● Required work
Find the word "value" in the data, then copy each line where it is found.

--- Data extract Enclosed Below ---

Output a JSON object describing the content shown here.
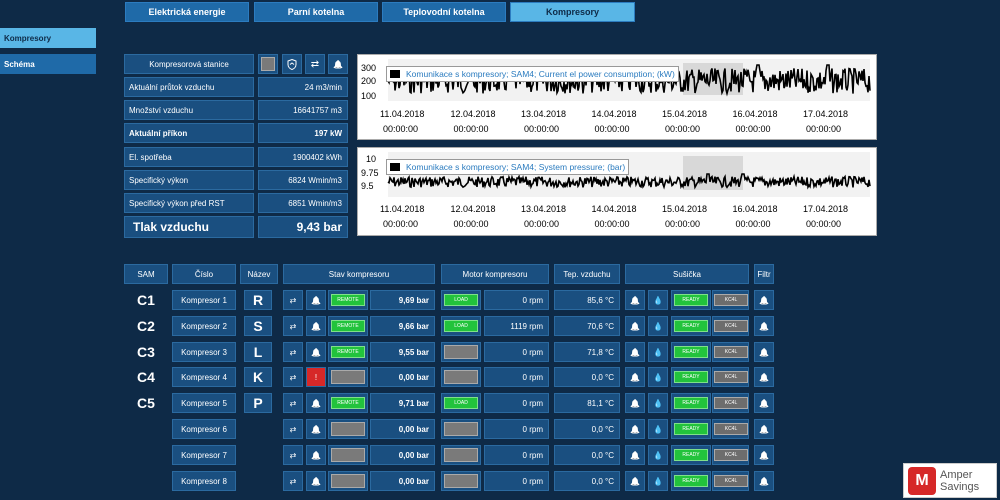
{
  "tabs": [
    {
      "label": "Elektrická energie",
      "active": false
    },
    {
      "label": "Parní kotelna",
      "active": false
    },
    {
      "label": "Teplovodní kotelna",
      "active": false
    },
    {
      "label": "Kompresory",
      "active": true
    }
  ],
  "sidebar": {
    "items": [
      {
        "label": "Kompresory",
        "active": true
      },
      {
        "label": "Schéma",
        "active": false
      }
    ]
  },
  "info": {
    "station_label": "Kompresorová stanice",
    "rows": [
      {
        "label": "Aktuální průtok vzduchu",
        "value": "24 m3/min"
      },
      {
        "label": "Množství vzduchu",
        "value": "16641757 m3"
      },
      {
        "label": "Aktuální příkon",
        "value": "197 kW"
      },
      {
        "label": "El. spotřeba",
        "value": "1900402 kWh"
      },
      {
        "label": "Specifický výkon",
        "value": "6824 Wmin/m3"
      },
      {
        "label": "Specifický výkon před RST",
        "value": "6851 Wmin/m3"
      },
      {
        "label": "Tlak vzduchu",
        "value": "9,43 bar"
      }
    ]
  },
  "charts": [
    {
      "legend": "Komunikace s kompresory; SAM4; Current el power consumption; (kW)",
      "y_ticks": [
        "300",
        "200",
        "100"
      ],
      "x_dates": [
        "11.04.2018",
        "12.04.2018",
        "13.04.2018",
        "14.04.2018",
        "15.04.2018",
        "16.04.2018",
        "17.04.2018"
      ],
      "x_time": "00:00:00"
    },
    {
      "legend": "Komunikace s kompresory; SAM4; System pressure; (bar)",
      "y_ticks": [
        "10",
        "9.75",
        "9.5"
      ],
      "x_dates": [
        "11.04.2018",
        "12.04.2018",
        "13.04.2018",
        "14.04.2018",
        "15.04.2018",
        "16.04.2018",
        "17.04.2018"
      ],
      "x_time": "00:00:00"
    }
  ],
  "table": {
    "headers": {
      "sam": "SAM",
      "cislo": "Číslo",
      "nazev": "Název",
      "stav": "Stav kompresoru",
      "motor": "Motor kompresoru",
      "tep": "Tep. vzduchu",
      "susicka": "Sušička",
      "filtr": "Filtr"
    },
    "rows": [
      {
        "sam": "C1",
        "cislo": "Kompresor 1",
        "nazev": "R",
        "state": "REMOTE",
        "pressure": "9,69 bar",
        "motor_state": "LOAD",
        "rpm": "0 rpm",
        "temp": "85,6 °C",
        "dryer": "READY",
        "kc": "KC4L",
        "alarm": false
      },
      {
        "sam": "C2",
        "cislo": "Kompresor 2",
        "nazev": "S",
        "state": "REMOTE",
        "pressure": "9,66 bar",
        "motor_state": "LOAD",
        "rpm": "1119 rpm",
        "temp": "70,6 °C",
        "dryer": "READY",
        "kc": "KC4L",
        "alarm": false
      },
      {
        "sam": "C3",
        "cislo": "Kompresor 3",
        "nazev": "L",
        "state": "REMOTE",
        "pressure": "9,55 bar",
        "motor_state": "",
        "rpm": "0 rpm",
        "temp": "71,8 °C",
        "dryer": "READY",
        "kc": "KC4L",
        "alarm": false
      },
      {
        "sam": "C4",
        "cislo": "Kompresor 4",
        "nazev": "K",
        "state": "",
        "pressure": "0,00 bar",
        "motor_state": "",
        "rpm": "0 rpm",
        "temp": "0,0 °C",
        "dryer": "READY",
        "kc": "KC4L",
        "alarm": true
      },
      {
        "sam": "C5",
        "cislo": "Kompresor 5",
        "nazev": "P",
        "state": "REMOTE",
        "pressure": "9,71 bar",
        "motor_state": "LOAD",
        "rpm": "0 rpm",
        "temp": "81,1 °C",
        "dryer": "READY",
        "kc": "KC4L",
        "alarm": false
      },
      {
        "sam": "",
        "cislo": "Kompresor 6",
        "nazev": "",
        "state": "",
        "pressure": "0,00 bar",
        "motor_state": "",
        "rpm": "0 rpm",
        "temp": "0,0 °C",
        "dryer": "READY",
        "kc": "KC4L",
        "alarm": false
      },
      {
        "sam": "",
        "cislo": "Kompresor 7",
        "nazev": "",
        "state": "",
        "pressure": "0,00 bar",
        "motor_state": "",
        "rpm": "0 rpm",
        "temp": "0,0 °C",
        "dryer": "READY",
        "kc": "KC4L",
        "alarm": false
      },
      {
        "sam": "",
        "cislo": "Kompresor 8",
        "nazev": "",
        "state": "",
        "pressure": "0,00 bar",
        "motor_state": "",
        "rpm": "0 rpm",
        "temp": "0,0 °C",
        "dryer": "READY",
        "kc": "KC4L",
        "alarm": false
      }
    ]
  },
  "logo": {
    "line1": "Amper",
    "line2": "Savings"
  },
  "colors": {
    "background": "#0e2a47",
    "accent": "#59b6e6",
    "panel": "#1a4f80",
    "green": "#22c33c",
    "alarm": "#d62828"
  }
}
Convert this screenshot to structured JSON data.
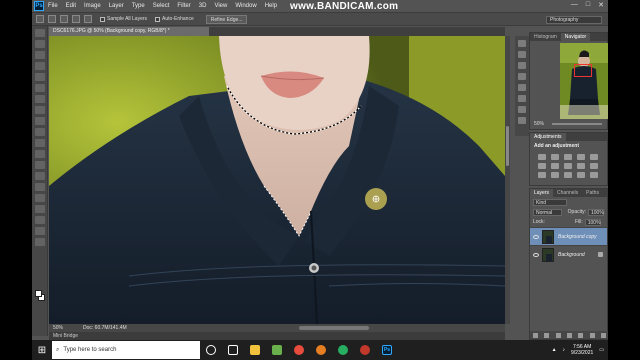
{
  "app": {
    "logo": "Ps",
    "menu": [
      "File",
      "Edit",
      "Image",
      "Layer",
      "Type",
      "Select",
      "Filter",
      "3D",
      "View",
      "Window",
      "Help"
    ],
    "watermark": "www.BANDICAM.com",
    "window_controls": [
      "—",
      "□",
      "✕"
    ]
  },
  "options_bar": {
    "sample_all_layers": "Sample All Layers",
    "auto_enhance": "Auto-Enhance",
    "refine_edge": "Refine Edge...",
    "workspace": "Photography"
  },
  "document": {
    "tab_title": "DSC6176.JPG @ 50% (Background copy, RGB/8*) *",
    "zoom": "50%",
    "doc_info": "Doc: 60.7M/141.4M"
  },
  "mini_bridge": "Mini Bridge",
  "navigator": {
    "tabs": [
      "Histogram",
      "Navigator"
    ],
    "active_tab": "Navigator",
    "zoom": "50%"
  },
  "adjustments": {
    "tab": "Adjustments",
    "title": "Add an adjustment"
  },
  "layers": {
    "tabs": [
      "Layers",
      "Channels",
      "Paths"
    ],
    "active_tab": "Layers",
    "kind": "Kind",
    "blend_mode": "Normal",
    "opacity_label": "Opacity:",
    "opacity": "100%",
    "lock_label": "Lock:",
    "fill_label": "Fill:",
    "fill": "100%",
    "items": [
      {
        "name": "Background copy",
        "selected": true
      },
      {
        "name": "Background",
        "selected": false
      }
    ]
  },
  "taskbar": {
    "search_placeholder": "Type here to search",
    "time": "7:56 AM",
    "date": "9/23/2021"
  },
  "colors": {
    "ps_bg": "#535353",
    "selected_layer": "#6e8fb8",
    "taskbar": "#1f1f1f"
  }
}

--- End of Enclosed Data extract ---

● Task solution
        "value": "24 m3/min"
        "value": "16641757 m3"
        "value": "197 kW"
        "value": "1900402 kWh"
        "value": "6824 Wmin/m3"
        "value": "6851 Wmin/m3"
        "value": "9,43 bar"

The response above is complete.